By: David Real | Real Acapulco News - 27 November, 2010

(Chilpancingo, NA 27 November) Governor Zeferino Torreblanca Galindo announced he would convert the existing “Ministerial Police” into a “Forensic Police.” The ministerial police are subordinate to the office of the state prosecutor with the mission to investigate crimes once they have been committed and detected. The governor wants to turn them into a high-tech criminal investigation force. He said that over the five years of his mandate, he has straightened out up the state preventive police (public safety and law enforcement), but not the ministerial police, and that he recognized that a new Forensic Police force is necessary instead, to improve the level of technology and professionalism of the crime investigators. “Not all of those in the current structure are inadequate,” he added, leaving the clear implication that he felt that many were. The governor emphasized the need to make public safety organizations healthy again, paying close attention for any breach of norms and procedures and then taking swift action to sanction or fire those who do not comply. Tacitly the governor was referring to both corruption and incompetence among law enforcement employees of the state government. “The certification and evaluation of police forces is our obligation, and we would go back to the old system only if the legislatures, federal and state, were to require it of us. But I do not think the Mexican population would accept that.”
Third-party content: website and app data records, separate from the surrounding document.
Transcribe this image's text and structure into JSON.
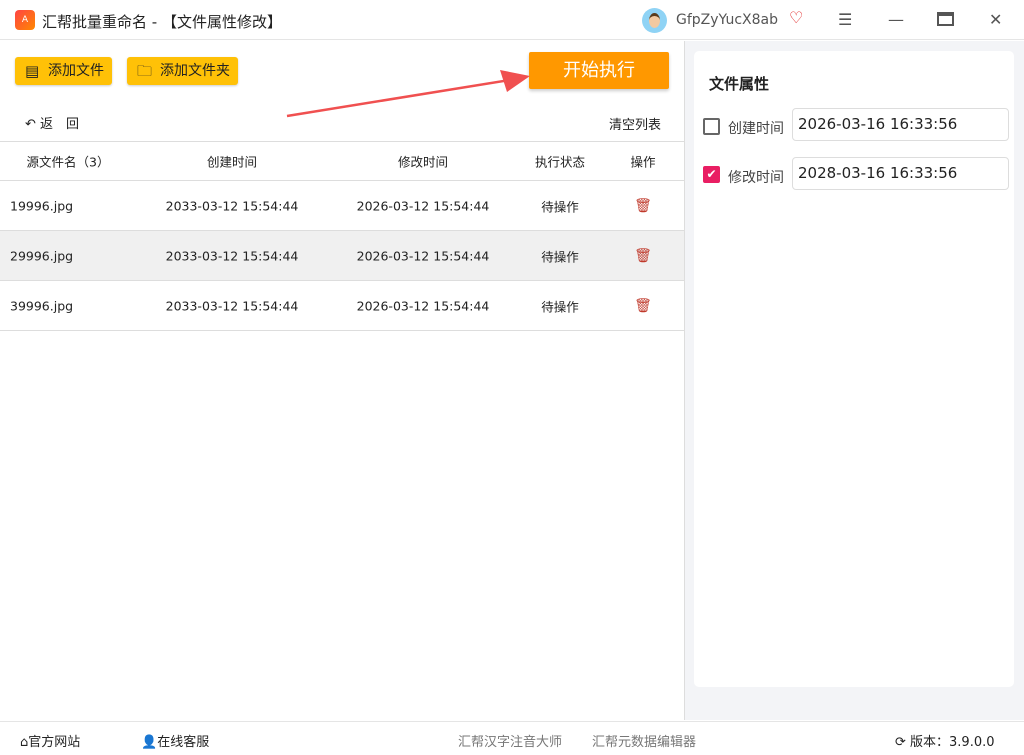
{
  "window": {
    "title": "汇帮批量重命名 - 【文件属性修改】",
    "logo_text": "A",
    "user": "GfpZyYucX8ab"
  },
  "toolbar": {
    "add_file": "添加文件",
    "add_folder": "添加文件夹",
    "start": "开始执行",
    "back": "返　回",
    "clear": "清空列表"
  },
  "table": {
    "headers": [
      "源文件名（3）",
      "创建时间",
      "修改时间",
      "执行状态",
      "操作"
    ],
    "rows": [
      {
        "name": "19996.jpg",
        "created": "2033-03-12 15:54:44",
        "modified": "2026-03-12 15:54:44",
        "status": "待操作"
      },
      {
        "name": "29996.jpg",
        "created": "2033-03-12 15:54:44",
        "modified": "2026-03-12 15:54:44",
        "status": "待操作"
      },
      {
        "name": "39996.jpg",
        "created": "2033-03-12 15:54:44",
        "modified": "2026-03-12 15:54:44",
        "status": "待操作"
      }
    ]
  },
  "panel": {
    "title": "文件属性",
    "create_label": "创建时间",
    "create_value": "2026-03-16 16:33:56",
    "create_checked": false,
    "modify_label": "修改时间",
    "modify_value": "2028-03-16 16:33:56",
    "modify_checked": true
  },
  "footer": {
    "website": "官方网站",
    "support": "在线客服",
    "link1": "汇帮汉字注音大师",
    "link2": "汇帮元数据编辑器",
    "version": "版本：3.9.0.0"
  }
}
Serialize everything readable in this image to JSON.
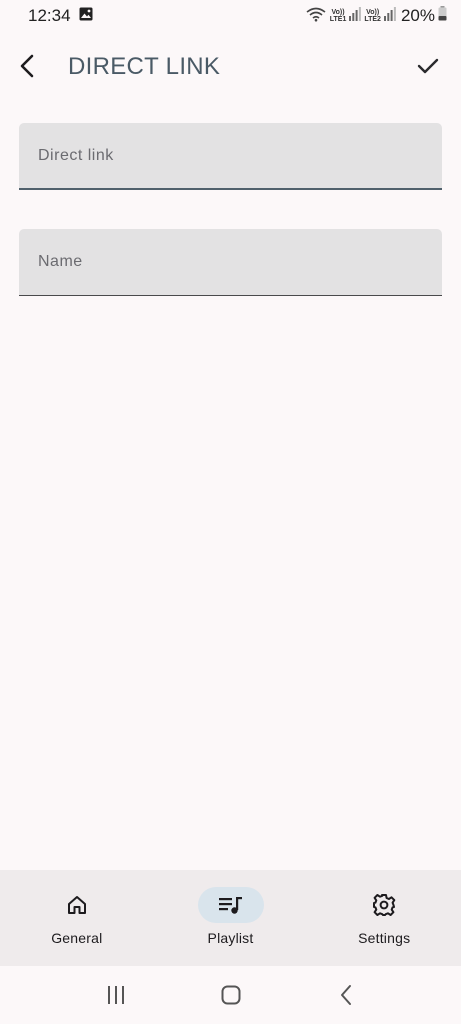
{
  "status_bar": {
    "time": "12:34",
    "battery": "20%",
    "sim1_top": "Vo))",
    "sim1_bottom": "LTE1",
    "sim2_top": "Vo))",
    "sim2_bottom": "LTE2",
    "icons": [
      "gallery-icon",
      "wifi-icon",
      "signal-icon",
      "battery-icon"
    ]
  },
  "header": {
    "title": "DIRECT LINK",
    "back_icon": "back-arrow-icon",
    "confirm_icon": "check-icon"
  },
  "form": {
    "direct_link": {
      "placeholder": "Direct link",
      "value": ""
    },
    "name": {
      "placeholder": "Name",
      "value": ""
    }
  },
  "bottom_nav": {
    "items": [
      {
        "label": "General",
        "icon": "home-icon",
        "active": false
      },
      {
        "label": "Playlist",
        "icon": "playlist-icon",
        "active": true
      },
      {
        "label": "Settings",
        "icon": "gear-icon",
        "active": false
      }
    ]
  },
  "system_nav": [
    "recents-icon",
    "home-icon",
    "back-icon"
  ],
  "colors": {
    "background": "#fcf8f9",
    "field_background": "#e3e2e3",
    "active_indicator": "#d9e4ec",
    "title": "#4a5a66"
  }
}
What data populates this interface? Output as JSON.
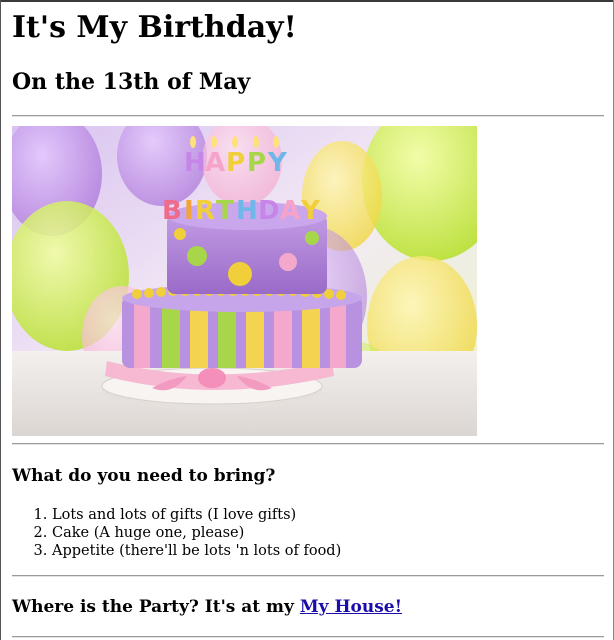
{
  "page": {
    "title": "It's My Birthday!",
    "subtitle": "On the 13th of May"
  },
  "image": {
    "alt": "Birthday cake with candles spelling HAPPY BIRTHDAY",
    "candle_words": [
      "HAPPY",
      "BIRTHDAY"
    ],
    "colors": {
      "purple": "#b58fd6",
      "yellow": "#f1d25a",
      "green": "#a7d24c",
      "pink": "#f5b7cf"
    }
  },
  "bring": {
    "heading": "What do you need to bring?",
    "items": [
      "Lots and lots of gifts (I love gifts)",
      "Cake (A huge one, please)",
      "Appetite (there'll be lots 'n lots of food)"
    ]
  },
  "location": {
    "heading_prefix": "Where is the Party? It's at my ",
    "link_text": "My House!"
  }
}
When asked about the kidnapping of the former Rector of the Autonomous University of Guerrero, Arturo Contreras Gómez, the Governor responded that it seemed to him to be the work of common criminals. It should not become a matter for accusations or disputes in the political campaigns for governor. On Thursday the former Rector was kidnapped while out jogging, and later released unharmed. Press reports pointed to indications that a ransom was paid. Because Contreras is so strongly associated with Manuel Añorve Baños and the PRI in Acapulco, some speculated that the brief kidnapping was just an intimidation tactic or “dirty trick” in a hotly disputed governor’s race. Governor Zeferino was emphatic that the crime had no political motive, and that it should not be allowed to “contaminate the air” of the campaigns. He said that soon he would be able to release details that prove that view of the case.